Activity: Return the lines below in which the string "taskbar" occurs.

Data supplied:
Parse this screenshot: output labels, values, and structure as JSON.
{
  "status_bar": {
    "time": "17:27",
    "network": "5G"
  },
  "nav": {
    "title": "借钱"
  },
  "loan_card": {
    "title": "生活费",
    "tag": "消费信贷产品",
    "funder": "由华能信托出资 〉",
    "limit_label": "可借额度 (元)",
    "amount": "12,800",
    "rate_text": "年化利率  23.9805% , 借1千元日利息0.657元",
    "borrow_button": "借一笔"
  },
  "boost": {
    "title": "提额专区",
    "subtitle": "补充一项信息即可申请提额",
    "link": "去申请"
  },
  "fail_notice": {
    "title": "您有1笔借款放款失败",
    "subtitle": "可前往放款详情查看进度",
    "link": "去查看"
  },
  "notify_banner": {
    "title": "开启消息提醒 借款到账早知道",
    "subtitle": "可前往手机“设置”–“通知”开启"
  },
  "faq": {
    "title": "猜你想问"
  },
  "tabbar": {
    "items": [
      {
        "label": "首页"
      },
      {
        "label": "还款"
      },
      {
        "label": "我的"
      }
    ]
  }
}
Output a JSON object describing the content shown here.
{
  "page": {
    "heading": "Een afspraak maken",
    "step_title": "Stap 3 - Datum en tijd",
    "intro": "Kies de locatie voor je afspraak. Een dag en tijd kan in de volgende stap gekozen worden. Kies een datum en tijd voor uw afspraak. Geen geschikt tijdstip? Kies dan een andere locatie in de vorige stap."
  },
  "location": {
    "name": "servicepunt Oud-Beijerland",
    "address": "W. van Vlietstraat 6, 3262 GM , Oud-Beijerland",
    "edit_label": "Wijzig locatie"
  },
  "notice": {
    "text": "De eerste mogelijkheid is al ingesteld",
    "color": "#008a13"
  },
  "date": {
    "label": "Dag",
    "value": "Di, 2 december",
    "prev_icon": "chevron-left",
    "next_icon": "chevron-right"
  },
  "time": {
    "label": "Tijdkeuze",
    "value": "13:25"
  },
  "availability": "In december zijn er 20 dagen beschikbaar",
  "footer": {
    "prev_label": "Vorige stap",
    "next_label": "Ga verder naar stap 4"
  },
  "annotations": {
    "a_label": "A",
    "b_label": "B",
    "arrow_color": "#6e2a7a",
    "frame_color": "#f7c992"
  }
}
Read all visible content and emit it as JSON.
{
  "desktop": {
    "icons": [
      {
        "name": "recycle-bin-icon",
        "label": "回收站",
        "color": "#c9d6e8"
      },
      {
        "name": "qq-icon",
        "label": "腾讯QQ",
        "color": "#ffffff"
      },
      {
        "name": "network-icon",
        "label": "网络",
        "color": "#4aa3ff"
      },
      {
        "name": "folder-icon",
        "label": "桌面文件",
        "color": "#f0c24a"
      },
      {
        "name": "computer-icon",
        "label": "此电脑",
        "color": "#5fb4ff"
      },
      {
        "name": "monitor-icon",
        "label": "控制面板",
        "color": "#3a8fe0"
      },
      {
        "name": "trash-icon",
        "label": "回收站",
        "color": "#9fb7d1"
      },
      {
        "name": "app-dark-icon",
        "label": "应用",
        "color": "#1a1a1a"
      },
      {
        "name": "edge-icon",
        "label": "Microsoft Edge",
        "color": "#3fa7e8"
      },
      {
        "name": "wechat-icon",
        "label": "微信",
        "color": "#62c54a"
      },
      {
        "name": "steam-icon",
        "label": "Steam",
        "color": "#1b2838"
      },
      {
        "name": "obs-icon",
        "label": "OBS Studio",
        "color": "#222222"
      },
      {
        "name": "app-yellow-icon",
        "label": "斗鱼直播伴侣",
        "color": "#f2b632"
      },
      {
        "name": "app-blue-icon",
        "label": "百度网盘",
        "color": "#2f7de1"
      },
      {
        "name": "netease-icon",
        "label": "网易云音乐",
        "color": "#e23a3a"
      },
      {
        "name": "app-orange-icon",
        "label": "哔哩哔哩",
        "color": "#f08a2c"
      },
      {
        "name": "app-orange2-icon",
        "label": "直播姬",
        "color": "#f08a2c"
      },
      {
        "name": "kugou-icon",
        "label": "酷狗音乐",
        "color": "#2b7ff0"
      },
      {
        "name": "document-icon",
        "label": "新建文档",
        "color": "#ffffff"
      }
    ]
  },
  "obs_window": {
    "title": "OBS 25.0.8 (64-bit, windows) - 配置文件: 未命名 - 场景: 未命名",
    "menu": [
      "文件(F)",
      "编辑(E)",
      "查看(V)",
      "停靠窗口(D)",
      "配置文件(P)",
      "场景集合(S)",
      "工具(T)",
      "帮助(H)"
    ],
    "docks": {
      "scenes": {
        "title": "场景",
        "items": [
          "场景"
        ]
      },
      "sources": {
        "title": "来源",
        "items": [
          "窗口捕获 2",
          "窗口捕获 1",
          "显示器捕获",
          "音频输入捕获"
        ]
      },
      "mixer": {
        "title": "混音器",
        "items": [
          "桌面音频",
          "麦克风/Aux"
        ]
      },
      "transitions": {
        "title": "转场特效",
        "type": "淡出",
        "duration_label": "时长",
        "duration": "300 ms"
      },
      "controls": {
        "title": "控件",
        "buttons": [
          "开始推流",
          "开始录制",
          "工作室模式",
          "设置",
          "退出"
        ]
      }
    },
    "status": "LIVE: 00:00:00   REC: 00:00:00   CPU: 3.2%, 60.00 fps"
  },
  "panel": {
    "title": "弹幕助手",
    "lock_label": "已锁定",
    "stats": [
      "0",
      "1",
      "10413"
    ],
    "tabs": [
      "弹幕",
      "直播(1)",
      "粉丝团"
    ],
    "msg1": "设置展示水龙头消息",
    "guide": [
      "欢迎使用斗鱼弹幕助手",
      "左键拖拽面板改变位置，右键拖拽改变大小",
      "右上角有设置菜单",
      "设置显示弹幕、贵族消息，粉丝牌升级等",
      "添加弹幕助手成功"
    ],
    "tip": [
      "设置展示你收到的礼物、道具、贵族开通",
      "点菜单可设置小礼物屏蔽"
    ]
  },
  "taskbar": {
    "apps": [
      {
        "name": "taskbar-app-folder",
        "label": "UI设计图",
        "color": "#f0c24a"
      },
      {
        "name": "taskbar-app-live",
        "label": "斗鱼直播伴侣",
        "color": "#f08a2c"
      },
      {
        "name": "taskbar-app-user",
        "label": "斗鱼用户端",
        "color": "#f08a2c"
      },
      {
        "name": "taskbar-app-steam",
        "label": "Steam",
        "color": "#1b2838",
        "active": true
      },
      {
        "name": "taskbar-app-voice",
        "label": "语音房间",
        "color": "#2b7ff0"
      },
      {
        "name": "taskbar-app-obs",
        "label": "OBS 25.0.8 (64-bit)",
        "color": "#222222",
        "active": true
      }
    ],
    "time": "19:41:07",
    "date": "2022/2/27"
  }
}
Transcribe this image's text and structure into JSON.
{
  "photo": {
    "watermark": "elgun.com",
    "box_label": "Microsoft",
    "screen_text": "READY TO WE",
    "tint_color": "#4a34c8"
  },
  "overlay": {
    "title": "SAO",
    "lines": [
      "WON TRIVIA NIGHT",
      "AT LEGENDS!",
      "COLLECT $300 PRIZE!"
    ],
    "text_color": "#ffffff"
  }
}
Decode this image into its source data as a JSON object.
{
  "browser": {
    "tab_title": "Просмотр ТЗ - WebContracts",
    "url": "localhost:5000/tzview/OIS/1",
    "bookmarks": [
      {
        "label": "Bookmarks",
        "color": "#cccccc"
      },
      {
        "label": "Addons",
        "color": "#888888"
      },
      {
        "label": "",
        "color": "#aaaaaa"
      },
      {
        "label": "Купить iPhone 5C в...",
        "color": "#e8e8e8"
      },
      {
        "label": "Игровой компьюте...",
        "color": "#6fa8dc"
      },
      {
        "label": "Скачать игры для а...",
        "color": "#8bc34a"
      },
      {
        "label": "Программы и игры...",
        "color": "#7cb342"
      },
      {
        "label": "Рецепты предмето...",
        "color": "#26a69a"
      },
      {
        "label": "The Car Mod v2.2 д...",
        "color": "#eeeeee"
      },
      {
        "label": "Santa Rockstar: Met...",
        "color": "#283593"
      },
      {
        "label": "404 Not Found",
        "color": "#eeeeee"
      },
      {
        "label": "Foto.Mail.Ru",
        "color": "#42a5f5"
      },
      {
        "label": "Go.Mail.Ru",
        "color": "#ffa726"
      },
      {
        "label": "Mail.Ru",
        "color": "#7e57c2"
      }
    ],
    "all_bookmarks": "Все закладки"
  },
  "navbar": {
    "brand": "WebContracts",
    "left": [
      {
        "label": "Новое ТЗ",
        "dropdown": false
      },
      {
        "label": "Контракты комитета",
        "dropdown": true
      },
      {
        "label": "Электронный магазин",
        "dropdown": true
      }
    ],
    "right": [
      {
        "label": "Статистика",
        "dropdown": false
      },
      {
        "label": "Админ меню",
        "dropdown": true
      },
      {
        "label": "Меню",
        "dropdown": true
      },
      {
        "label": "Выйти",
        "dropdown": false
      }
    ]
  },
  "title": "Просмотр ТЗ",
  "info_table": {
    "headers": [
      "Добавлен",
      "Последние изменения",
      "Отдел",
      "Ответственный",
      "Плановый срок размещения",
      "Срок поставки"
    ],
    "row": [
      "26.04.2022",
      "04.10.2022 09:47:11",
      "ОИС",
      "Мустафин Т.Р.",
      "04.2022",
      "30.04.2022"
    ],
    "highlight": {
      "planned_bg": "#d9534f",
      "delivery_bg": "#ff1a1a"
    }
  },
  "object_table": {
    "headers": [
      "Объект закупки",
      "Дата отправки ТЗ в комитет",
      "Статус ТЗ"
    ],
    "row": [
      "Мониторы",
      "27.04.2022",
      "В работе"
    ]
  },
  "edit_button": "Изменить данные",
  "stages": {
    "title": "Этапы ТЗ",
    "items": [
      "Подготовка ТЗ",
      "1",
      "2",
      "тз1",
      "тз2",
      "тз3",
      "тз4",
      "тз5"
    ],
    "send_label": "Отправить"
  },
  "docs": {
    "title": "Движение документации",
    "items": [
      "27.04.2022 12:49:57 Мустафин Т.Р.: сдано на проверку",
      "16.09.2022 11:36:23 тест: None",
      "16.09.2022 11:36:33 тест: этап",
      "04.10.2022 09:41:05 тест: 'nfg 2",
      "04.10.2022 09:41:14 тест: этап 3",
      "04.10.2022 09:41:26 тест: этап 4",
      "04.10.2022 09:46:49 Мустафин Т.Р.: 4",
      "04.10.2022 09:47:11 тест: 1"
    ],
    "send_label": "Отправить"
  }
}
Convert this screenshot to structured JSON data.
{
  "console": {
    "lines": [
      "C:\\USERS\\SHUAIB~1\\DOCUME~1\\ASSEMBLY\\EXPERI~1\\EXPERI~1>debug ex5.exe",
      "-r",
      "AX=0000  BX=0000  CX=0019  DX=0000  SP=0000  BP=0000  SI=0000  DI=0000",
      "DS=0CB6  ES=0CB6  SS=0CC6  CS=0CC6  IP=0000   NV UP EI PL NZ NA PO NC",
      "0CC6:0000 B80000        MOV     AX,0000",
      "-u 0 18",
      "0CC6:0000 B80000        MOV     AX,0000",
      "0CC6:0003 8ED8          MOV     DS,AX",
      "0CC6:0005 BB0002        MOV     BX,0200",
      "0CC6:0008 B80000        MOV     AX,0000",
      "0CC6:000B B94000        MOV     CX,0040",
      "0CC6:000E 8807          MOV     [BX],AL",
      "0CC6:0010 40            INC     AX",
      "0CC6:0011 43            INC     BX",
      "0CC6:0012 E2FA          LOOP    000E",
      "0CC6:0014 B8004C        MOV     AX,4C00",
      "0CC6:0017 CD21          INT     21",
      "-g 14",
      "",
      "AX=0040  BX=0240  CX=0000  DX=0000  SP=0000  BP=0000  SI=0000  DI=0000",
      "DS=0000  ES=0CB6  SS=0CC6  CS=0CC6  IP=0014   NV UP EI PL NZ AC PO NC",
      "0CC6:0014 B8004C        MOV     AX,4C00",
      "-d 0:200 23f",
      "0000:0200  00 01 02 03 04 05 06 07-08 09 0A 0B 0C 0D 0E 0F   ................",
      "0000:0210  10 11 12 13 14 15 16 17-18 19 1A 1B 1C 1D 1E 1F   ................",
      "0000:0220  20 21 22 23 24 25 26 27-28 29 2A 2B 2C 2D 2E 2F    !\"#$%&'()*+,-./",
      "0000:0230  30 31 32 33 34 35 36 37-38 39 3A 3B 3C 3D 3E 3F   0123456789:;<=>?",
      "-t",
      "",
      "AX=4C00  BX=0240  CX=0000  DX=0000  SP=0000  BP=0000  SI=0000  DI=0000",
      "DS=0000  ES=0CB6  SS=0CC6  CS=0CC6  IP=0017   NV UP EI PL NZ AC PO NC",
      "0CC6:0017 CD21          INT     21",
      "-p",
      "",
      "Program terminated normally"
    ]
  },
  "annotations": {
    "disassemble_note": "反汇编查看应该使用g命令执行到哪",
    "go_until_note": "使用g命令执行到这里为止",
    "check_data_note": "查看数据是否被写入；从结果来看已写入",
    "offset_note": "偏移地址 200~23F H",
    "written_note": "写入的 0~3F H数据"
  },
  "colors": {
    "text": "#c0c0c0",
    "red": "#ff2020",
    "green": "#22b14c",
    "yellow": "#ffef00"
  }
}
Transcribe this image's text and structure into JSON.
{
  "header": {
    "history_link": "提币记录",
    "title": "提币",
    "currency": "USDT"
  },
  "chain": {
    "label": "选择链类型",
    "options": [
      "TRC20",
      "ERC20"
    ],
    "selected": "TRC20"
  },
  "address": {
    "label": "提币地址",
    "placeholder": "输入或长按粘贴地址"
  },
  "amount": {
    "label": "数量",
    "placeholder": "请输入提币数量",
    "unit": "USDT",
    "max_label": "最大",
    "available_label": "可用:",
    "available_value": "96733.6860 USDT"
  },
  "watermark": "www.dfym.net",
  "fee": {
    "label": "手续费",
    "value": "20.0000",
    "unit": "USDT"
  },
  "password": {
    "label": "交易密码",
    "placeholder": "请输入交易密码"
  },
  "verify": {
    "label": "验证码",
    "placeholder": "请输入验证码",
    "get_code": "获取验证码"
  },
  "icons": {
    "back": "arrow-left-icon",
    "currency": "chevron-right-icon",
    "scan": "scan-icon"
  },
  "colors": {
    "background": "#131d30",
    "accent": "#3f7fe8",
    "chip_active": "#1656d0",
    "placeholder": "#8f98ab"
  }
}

Response for this exercise:
  "taskbar": {
        "name": "taskbar-app-folder",
        "name": "taskbar-app-live",
        "name": "taskbar-app-user",
        "name": "taskbar-app-steam",
        "name": "taskbar-app-voice",
        "name": "taskbar-app-obs",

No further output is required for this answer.